What I found was mostly comforting: that spring was in fact on its way (May is by far the best time to visit the high plains), that the landscape has largely escaped industrial agriculture, that the people are still making a go of it against all odds.
But I also found that many public spaces, such as a U. S. Forest Service campground that would normally be open or a community playground devoid of kids on a warm spring afternoon, indicated that the threat of COVID-19 was present even if the virus was not. Of course, that threat is invisible, and thus social distancing, let alone masks, are about as scarce as the virus. The effect is unsettling and dangerous: it appears that nothing at all has changed, yet we all know it fundamentally has even if we choose to ignore it.
The other reason for my trip was to visit the border to see how the virus could enter the state if we allowed it to. I had been part of an effort to influence Governor Bullock in late-April as he was deciding how to start opening the state. (This was just a couple of days after a death cult goose-stepped around the Capitol Building in Helena. Then, as now, I largely support the Governor’s COVID-19 mitigation efforts.) We wanted the Governor to expand his travel directive for screening and monitoring beyond air and train travel to include vehicular traffic. What I wanted to know was how anyone coming into the state on a highway would know that they were to self-quarantine for 14 days (unless they were just passing through the state—truckers—or were a health care or public safety professional).

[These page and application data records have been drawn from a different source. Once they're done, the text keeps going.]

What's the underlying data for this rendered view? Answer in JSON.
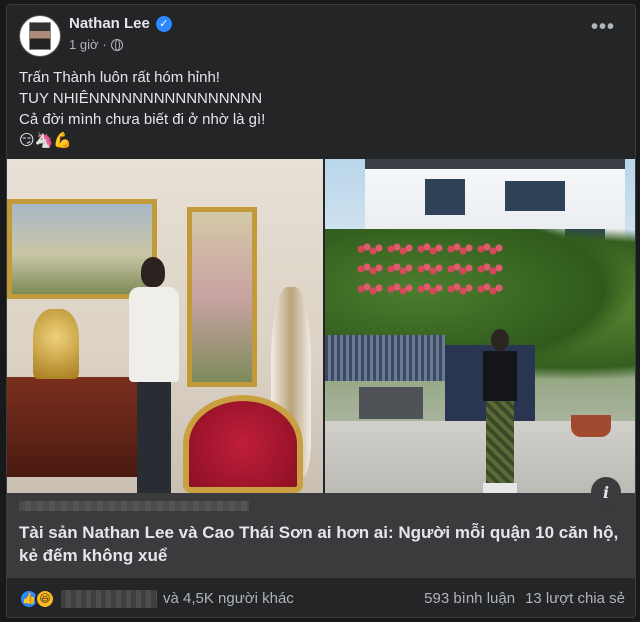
{
  "post": {
    "author": "Nathan Lee",
    "time": "1 giờ",
    "menu_glyph": "•••",
    "text_lines": [
      "Trấn Thành luôn rất hóm hỉnh!",
      "TUY NHIÊNNNNNNNNNNNNNNNN",
      "Cả đời mình chưa biết đi ở nhờ là gì!"
    ],
    "emojis": "😏🦄💪"
  },
  "link": {
    "title": "Tài sản Nathan Lee và Cao Thái Sơn ai hơn ai: Người mỗi quận 10 căn hộ, kẻ đếm không xuể",
    "info_glyph": "i"
  },
  "footer": {
    "others_text": "và 4,5K người khác",
    "comments": "593 bình luận",
    "shares": "13 lượt chia sẻ"
  },
  "icons": {
    "verified": "verified-badge-icon",
    "privacy": "globe-icon",
    "reactions": [
      "like-icon",
      "haha-icon"
    ]
  },
  "colors": {
    "background": "#242526",
    "text": "#e4e6eb",
    "secondary_text": "#b0b3b8",
    "accent": "#2d88ff",
    "link_box": "#3a3b3c"
  }
}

I visited all 11 major border crossings in the eastern part of the state, from Belfry along the Wyoming border all the way up to Westby near the border with Canada (I did not visit Canadian border crossings because they are closed). I wondered what drivers would see as they entered the state that would let them know that self-quarantining was required of most travelers.
I found lots of border crossings with a portable highway department sign flashing “Keep Your Distance, Prevent COVID-19” but nowhere near a border was there any signage indicating the mandatory 14-day self-quarantine. I did find two large portable signs displaying “Non Essential Out of State Visitors, Mandatory 14 Day Quarantine”, but they were both on the interstate far away from any border or major tourist destination.
While on the road, I noticed that the Lewis and Clark County Public Health Department (among other counties) posted 14-day quarantine notices on social media, but I never saw any similar announcement on or near a border crossing. How would anyone entering the state know of the Governor’s directive? The answer, for most, is that they wouldn’t.
Until there is a safe and effective vaccine that is freely available, Montanans can’t afford to start making mistakes. That’s why I started a petition to request the Governor test everyone for coronavirus who wants to enter the state. This shouldn’t be too difficult: we already test all boaters to keep zebra mussels out of our lakes and streams. It’s the next best way we are going to remain safe and healthy going into the fall.
Please sign the petition, and share it widely for your sake and that of your neighbors in Montana.